- THE PROBLEM -
Exclude the pictures from your copy, and reproduce each entry below verbatim.

Records from a dataset
-.-.-
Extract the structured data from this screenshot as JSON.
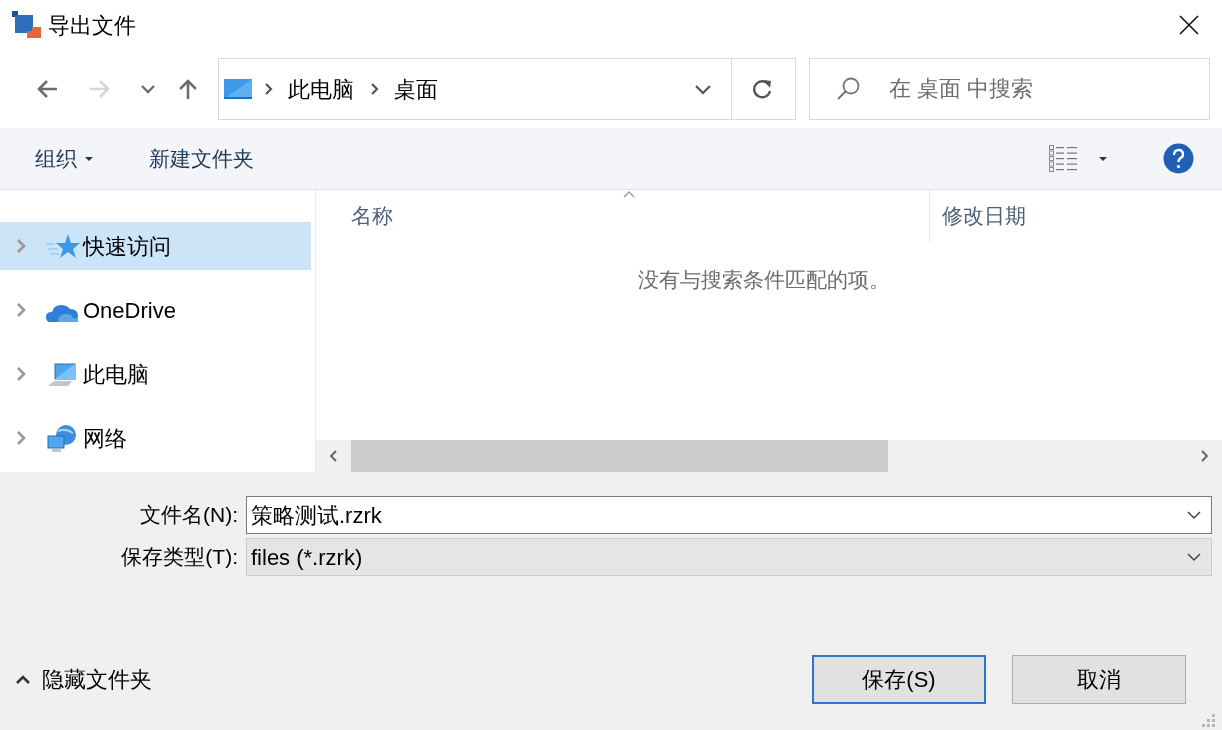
{
  "window": {
    "title": "导出文件"
  },
  "nav": [
    {
      "kind": "back",
      "disabled": false
    },
    {
      "kind": "forward",
      "disabled": true
    },
    {
      "kind": "recent",
      "disabled": false
    },
    {
      "kind": "up",
      "disabled": false
    }
  ],
  "address": {
    "crumbs": [
      "此电脑",
      "桌面"
    ]
  },
  "search": {
    "placeholder": "在 桌面 中搜索"
  },
  "toolbar": {
    "organize": "组织",
    "new_folder": "新建文件夹"
  },
  "sidebar": {
    "items": [
      {
        "label": "快速访问",
        "kind": "star",
        "selected": true
      },
      {
        "label": "OneDrive",
        "kind": "cloud",
        "selected": false
      },
      {
        "label": "此电脑",
        "kind": "computer",
        "selected": false
      },
      {
        "label": "网络",
        "kind": "network",
        "selected": false
      }
    ]
  },
  "table": {
    "columns": [
      {
        "label": "名称",
        "sorted": true
      },
      {
        "label": "修改日期",
        "sorted": false
      }
    ],
    "empty_message": "没有与搜索条件匹配的项。"
  },
  "form": {
    "filename_label": "文件名(N):",
    "filename": "策略测试.rzrk",
    "type_label": "保存类型(T):",
    "type": "files (*.rzrk)"
  },
  "hide_folders": "隐藏文件夹",
  "buttons": [
    {
      "label": "保存(S)",
      "default": true
    },
    {
      "label": "取消",
      "default": false
    }
  ]
}
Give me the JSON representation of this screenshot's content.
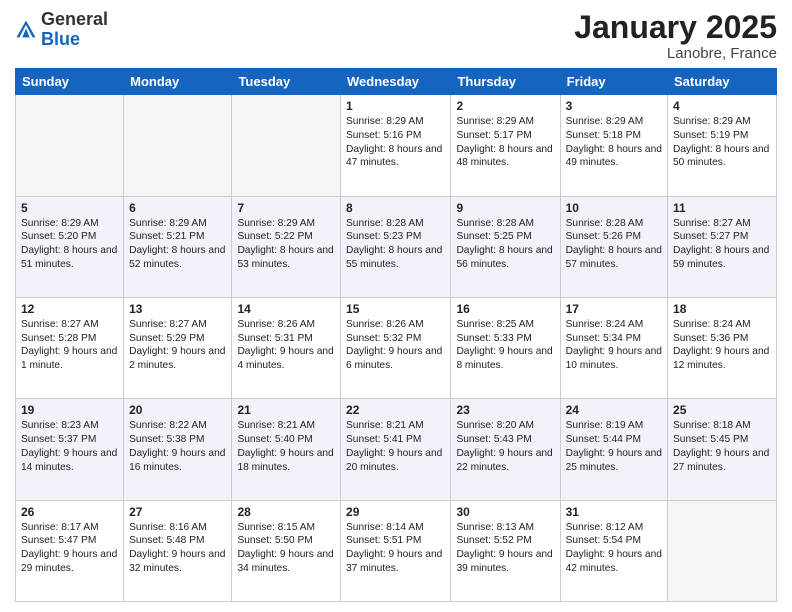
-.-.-
- TASK RESULT -
Extract the structured data from this screenshot as JSON.
{
  "window": {
    "title": "导出文件"
  },
  "nav": [
    {
      "kind": "back",
      "disabled": false
    },
    {
      "kind": "forward",
      "disabled": true
    },
    {
      "kind": "recent",
      "disabled": false
    },
    {
      "kind": "up",
      "disabled": false
    }
  ],
  "address": {
    "crumbs": [
      "此电脑",
      "桌面"
    ]
  },
  "search": {
    "placeholder": "在 桌面 中搜索"
  },
  "toolbar": {
    "organize": "组织",
    "new_folder": "新建文件夹"
  },
  "sidebar": {
    "items": [
      {
        "label": "快速访问",
        "kind": "star",
        "selected": true
      },
      {
        "label": "OneDrive",
        "kind": "cloud",
        "selected": false
      },
      {
        "label": "此电脑",
        "kind": "computer",
        "selected": false
      },
      {
        "label": "网络",
        "kind": "network",
        "selected": false
      }
    ]
  },
  "table": {
    "columns": [
      {
        "label": "名称",
        "sorted": true
      },
      {
        "label": "修改日期",
        "sorted": false
      }
    ],
    "empty_message": "没有与搜索条件匹配的项。"
  },
  "form": {
    "filename_label": "文件名(N):",
    "filename": "策略测试.rzrk",
    "type_label": "保存类型(T):",
    "type": "files (*.rzrk)"
  },
  "hide_folders": "隐藏文件夹",
  "buttons": [
    {
      "label": "保存(S)",
      "default": true
    },
    {
      "label": "取消",
      "default": false
    }
  ]
}
Give me the JSON representation of this screenshot's content.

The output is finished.